Plus, I've known quite a few conservatives, and more than a few libertarians, too. Some of them are terrific people - kind, thoughtful, and eager to help those they feel are in need. There are times when I want to grab those folks by the lapels and and ask them why in the world they believe the stupid things they do about politics and economics while whacking them with the biggest clue stick I can carry, but beyond that I think the world of them. I'd much prefer them to the aforementioned "progressives".

Which leads us to another one of those realms where some of us are just naturally supposed to be better than others, and yet aren't really. I have hesitated several times to discuss this issue, because there's so much background, but I think it comes down to this: Among atheists, there are some people who are just extremely thoughtless. Most of them seem to be men. They don't seem to want to understand that there are plenty of people in this world who don't have the advantages they do, and don't think that there's any reason they should tread carefully when they're dealing with people they've just met, or with whom they disagree about things.

If you want a more detailed explanation of what I'm talking about, I'd suggest starting here, and following the links. The bottom line comes from PalMD yesterday:
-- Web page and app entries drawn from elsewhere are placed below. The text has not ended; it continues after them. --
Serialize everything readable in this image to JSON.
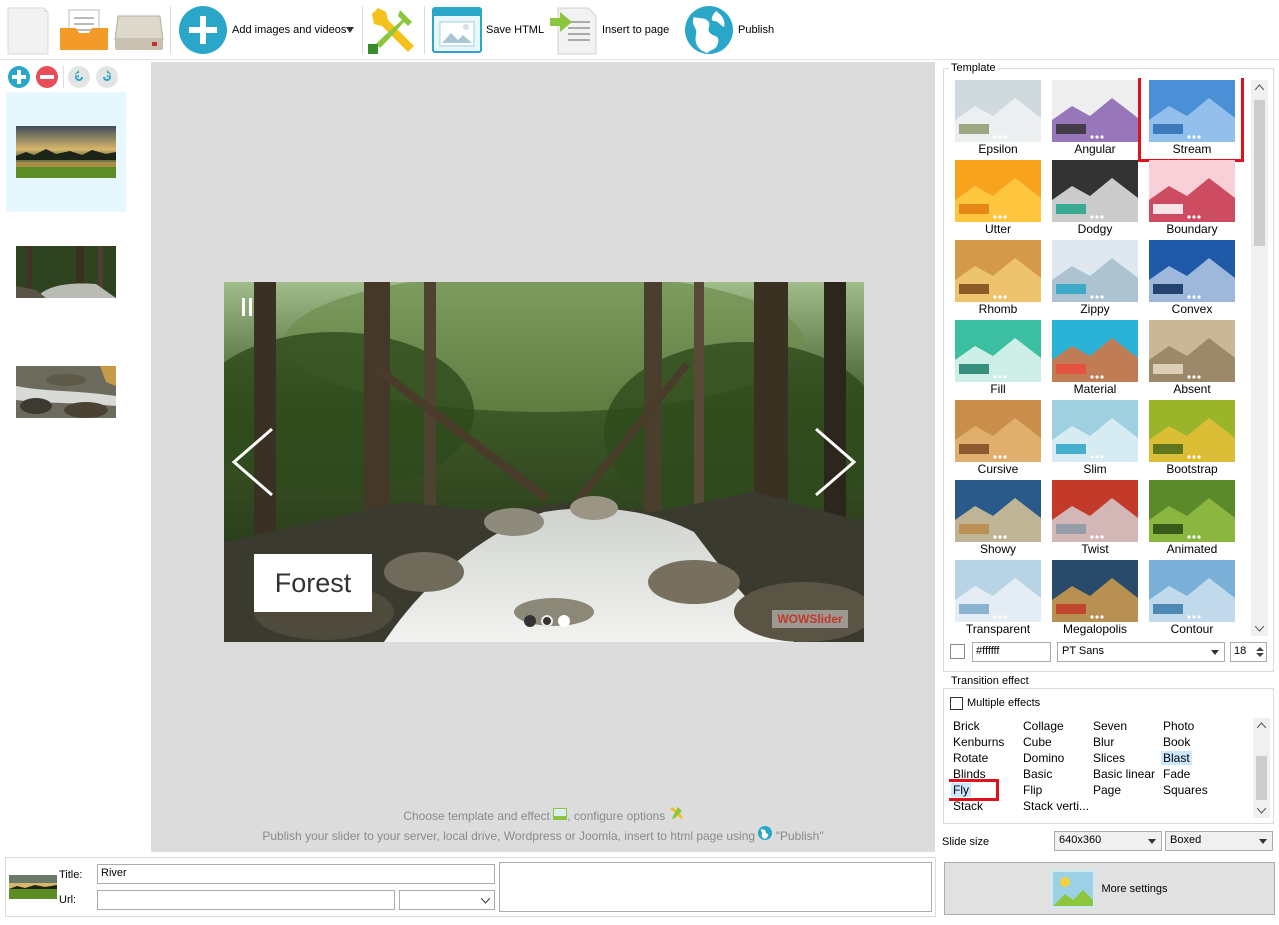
{
  "toolbar": {
    "add_images_label": "Add images and videos",
    "save_html_label": "Save HTML",
    "insert_label": "Insert to page",
    "publish_label": "Publish"
  },
  "slides": [
    {
      "name": "slide-sunset"
    },
    {
      "name": "slide-forest"
    },
    {
      "name": "slide-river"
    }
  ],
  "preview": {
    "caption": "Forest",
    "watermark": "WOWSlider",
    "hint_line1": "Choose template and effect",
    "hint_line1b": ", configure options",
    "hint_line2": "Publish your slider to your server, local drive, Wordpress or Joomla, insert to html page using",
    "hint_line2b": "\"Publish\""
  },
  "template": {
    "legend": "Template",
    "items": [
      "Epsilon",
      "Angular",
      "Stream",
      "Utter",
      "Dodgy",
      "Boundary",
      "Rhomb",
      "Zippy",
      "Convex",
      "Fill",
      "Material",
      "Absent",
      "Cursive",
      "Slim",
      "Bootstrap",
      "Showy",
      "Twist",
      "Animated",
      "Transparent",
      "Megalopolis",
      "Contour"
    ],
    "selected": "Stream",
    "color_value": "#ffffff",
    "font_value": "PT Sans",
    "font_size": "18"
  },
  "transition": {
    "legend": "Transition effect",
    "multiple_label": "Multiple effects",
    "columns": [
      [
        "Brick",
        "Kenburns",
        "Rotate",
        "Blinds",
        "Fly",
        "Stack"
      ],
      [
        "Collage",
        "Cube",
        "Domino",
        "Basic",
        "Flip",
        "Stack verti..."
      ],
      [
        "Seven",
        "Blur",
        "Slices",
        "Basic linear",
        "Page"
      ],
      [
        "Photo",
        "Book",
        "Blast",
        "Fade",
        "Squares"
      ]
    ],
    "selected": "Fly",
    "highlighted": "Blast"
  },
  "slide_size": {
    "label": "Slide size",
    "size_value": "640x360",
    "mode_value": "Boxed"
  },
  "more_settings_label": "More settings",
  "bottom": {
    "title_label": "Title:",
    "title_value": "River",
    "url_label": "Url:",
    "url_value": ""
  },
  "colors": {
    "accent_teal": "#2aa6c8",
    "selection_red": "#e0101c",
    "selected_slide_bg": "#e6f7fd",
    "preview_bg": "#dcdcdc"
  }
}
A number of writers have pointed out that the feel unsafe and unwelcome among atheists. They have encountered sexism, racism, homophobia, and other emotionally common but intellectually irrational behaviors. In reaction, prominent atheists and skeptics have avoided popular gatherings and given their reasons publicly—and been vilified for it.

The common argument goes, “hey, it’a about Big Tent Atheism, leave all your other agenda outside.” That’s easy to say if you’re culturally normative (white, male, hetero–everything but religious). Many of us can’t just leave everything else outside. Whether we are female, gay, ethnic minorities or simply human beings, we can’t ignore human dignity.
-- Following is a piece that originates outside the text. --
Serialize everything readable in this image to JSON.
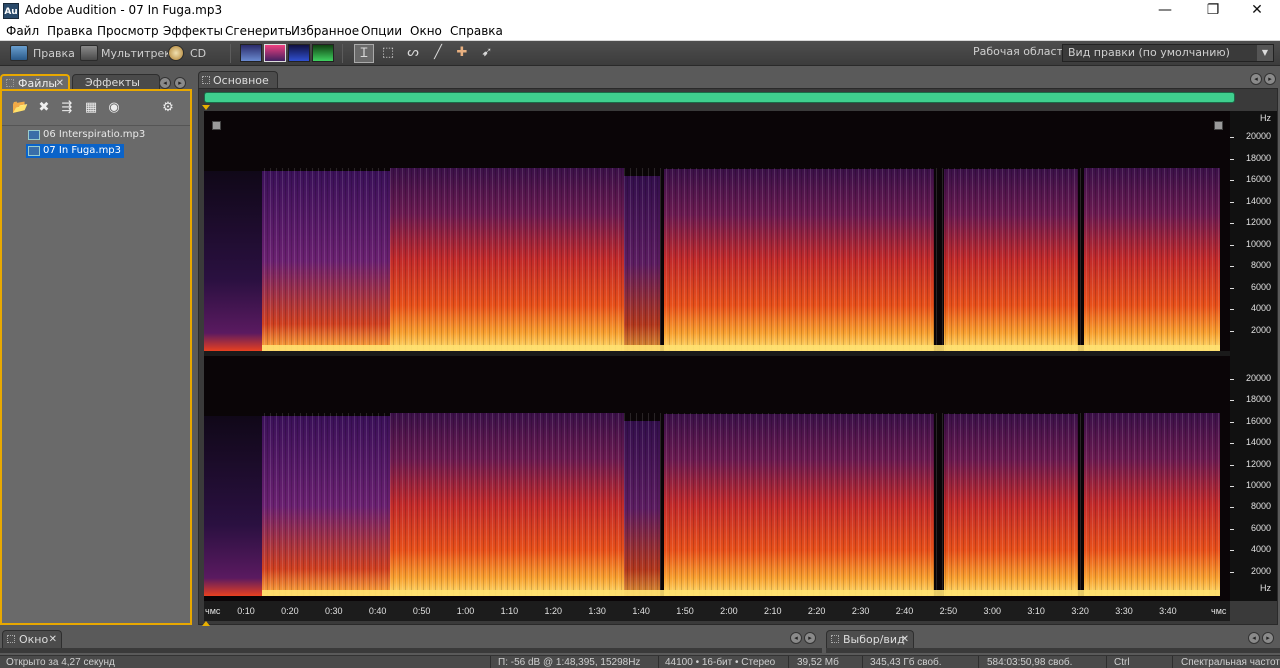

It reminds me of the gay-haters who think that allowing gay marriage will open the flood gates to man-on-goat love. There is no slippery slope when including human dignity in “the movement”. If being able to not believe is an essential right, so is human equality. They cannot be separated.

The Responsibility Of Atheists

The only reason I bring this up now is that this discussion is still obviously going on. After all this time, there are lots of people who don't get what the problem is. They might get it if they shut up and listened for a while, but a whole lot of people have tried to explain it, and it still hasn't sunk in.

So, more out of frustration than any form of hoping that I can break through, I'll say this: If you're an atheist, humanist, or "skeptic", and you don't see what the problem is here, you need to learn to see things from someone else's perspective. Someday, maybe I'll explain why I find the phrase "white male privilege" to be arrant foolishness, and another sign that progressives don't ever want to accomplish anything, but for now I'll just say this: I'm white, heterosexual, and male. I'm larger than average, and I'm more educated and a lot smarter than average. I don't have any debilitating health issues. The more of those things you can say about yourself, the less crap you have to put up with, at least if you live in most parts of the Western world. If you, too, share most or all of those attributes, you need to shut up and listen to the people who don't. For them, the world is a less friendly and often a less safe place.

And if you can't see why a woman would be uncomfortable about being invited for "coffee" by someone she was stuck in an elevator with at 2 AM, then try to imagine that you were stuck in an elevator with someone twice your size who made that proposition to you, and didn't seem to want to take no for an answer.

Every time I read about this discussion among non-believers, I'm reminded of some of the reasons I avoid getting involved with anything having to do with atheism. Many years ago, I used to participate in Usenet groups on atheism. It wasn't long before that particular subject lost its shiny. My impression then wasn't all that different from my old coworker's about his previous careers.

Not all the assholes in the world are theists.

No comments: